Hong Kong’s monetary policy moves in lock-step with the United States as the city’s currency is pegged to the greenback in a tight range of 7.75-7.85 per dollar.
“Rate hikes in the U.S. will not affect the financial and monetary stability of Hong Kong, …. The market has continued to operate in a smooth and orderly manner and the total deposits in the banking system in Hong Kong have also remained stable.”
Eddie Yue, Chief Executive of the HKMA, told reporters.
Defending the Peg
The HKMA move came after another round of intervention by the HKMA to defend the Hong Kong dollar bumping into the weakest end of the peg at 7.85.
Persistent intervention by the HKMA has failed to put a floor under the Hong Kong dollar and interbank rates, as investment inflows from mainland China and a weak domestic economy have sapped loan demand.
The HKMA bought HK$4.671 billion ($595.1 million) from the market in New York trading hours, adding to the $37.5 billion worth of Hong Kong dollars it has soaked up through 49 rounds of interventions since the Fed began hiking interest rates in March 2022.
The aggregate balance will decrease to HK$44.527 billion on May 5, an HKMA spokesperson said. It has been below 2020 levels since late April, and is now at the lowest levels since 2008.
Three-month Hong Kong dollar interbank offer rates (HIBOR) have risen this week to around 3.99%, but are still down a percentage point from December levels and 135 bps below U.S. yields, rendering the Hong Kong dollar cheap for funding overseas carry trades.
Hong Kong Retail Sales Hit Record-High YoY
Retail sales in Hong Kong jumped to a record-high of 39.4% year-on-year in March 2023, quickening from a 29.7% growth in the previous month. Sales rose sharply for jewelry, watches, clocks & valuable gifts (174.9% vs 133.2%), clothing, footwear & allied products (127.1% vs 93.1% in February), department stores (32.2% vs 15.4%), other consumer goods (47.4% vs 31.7%), and food, alcoholic drinks & tobacco (13.5% vs -0.1%).
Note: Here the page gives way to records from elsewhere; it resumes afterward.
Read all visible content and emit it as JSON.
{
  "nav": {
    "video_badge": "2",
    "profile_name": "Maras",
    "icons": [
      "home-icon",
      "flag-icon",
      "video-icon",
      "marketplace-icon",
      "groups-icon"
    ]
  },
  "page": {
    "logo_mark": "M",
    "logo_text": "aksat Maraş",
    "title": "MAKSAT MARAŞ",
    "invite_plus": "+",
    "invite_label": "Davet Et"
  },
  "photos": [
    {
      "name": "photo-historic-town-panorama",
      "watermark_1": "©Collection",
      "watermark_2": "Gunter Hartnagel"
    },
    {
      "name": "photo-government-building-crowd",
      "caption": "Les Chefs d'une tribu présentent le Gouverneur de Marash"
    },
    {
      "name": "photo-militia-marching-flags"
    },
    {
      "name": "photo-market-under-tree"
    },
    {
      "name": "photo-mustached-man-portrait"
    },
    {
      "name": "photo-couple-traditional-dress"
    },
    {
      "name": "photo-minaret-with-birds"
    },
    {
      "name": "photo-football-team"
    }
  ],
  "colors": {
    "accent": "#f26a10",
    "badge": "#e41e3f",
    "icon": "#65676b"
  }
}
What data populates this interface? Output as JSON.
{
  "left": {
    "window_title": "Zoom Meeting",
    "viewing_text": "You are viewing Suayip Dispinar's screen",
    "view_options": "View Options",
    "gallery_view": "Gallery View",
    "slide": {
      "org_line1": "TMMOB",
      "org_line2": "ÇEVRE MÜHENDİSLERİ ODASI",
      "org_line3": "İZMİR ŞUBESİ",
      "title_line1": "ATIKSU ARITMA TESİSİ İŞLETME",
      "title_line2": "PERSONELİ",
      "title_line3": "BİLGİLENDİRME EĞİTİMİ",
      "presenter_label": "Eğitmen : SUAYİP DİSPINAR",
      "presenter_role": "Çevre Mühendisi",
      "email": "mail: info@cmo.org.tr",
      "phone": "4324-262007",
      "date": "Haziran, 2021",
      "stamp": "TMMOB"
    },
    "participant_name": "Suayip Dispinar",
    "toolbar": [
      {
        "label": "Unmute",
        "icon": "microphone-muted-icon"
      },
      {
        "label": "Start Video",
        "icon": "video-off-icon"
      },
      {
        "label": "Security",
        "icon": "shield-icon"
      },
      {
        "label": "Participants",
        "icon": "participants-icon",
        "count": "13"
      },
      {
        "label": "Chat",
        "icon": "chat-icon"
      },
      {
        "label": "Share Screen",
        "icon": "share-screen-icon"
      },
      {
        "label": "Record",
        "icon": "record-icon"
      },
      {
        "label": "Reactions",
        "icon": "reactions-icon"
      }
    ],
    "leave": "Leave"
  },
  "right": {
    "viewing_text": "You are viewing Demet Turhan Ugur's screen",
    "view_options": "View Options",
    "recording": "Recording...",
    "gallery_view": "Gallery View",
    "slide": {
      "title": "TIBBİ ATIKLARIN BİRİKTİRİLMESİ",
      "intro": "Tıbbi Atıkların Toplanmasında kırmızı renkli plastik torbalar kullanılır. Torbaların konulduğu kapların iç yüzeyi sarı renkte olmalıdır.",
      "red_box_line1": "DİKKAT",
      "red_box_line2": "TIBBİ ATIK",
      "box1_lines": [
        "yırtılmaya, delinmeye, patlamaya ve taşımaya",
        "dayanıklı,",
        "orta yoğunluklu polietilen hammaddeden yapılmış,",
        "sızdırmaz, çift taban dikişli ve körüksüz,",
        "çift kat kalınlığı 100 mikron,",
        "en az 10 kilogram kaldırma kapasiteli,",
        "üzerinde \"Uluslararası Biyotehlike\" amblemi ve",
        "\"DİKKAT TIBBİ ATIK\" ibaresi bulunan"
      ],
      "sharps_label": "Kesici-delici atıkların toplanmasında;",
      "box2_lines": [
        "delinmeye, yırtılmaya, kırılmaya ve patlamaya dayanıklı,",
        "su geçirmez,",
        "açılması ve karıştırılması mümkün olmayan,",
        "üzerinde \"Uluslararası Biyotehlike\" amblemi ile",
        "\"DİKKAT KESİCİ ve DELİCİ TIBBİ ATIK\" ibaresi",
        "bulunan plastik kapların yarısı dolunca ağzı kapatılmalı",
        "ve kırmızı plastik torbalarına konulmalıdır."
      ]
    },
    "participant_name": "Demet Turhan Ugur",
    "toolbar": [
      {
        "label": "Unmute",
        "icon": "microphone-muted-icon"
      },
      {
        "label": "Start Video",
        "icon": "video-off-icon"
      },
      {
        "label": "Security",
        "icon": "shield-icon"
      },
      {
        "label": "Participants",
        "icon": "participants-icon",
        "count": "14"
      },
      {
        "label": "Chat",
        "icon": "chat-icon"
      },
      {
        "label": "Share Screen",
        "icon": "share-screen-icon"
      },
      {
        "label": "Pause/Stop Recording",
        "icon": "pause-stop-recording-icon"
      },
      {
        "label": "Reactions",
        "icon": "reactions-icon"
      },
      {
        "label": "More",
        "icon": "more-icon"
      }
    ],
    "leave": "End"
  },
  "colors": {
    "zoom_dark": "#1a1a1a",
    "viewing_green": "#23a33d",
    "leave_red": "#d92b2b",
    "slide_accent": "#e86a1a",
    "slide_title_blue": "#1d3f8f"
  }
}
Meanwhile, sales slowed for consumer durable goods (10.5% vs 35.3%) and fuels (16% vs 24.4%), while decreased at a slower pace for supermarkets (-11.6% vs -24.4%). Looking ahead, the government emphasized that the retail industry should continue to gain from the recovery of inbound tourism and private consumption.
Hong Kong was already struggling after Beijing’s crackdown on technology and private education firms back in July, and then the debt crisis at mainland Chinese developer China Evergrande Group. In an already precarious situation with the Chinese property market implosion higher rates have helped drive Hong Kong’s property market into a rare downturn, prices of residential properties and rent for office space also collapsed.
The HKMA said Hong Kong interbank rates, which have been rising over the past few months, will likely rise further with the Fed’s latest rate hike, and that people should therefore carefully assess the interest rate risk with mortgages and other borrowing decisions.
Hong Kong’s biggest banks such as HSBC Holdings Plc and Standard Chartered Plc are expected to hike their prime rates later today for the fifth time this year.
The Fed’s aggressive monetary tightening this year has raised concerns about Hong Kong’s linked exchange rate system, including its sustainability and relevance. Just last month, American investor Bill Ackman who founded hedge fund Pershing Square Capital Management, said that the mechanism no longer made sense for the city. He placed a monstrous bet for it to fail shorting the Hong Kong dollar.
The Hong Kong Monetary Authority however has said that it does not need or intend to change the system, citing strong buffers and deep liquidity in the banking system.
From The TradersCommunity Research Desk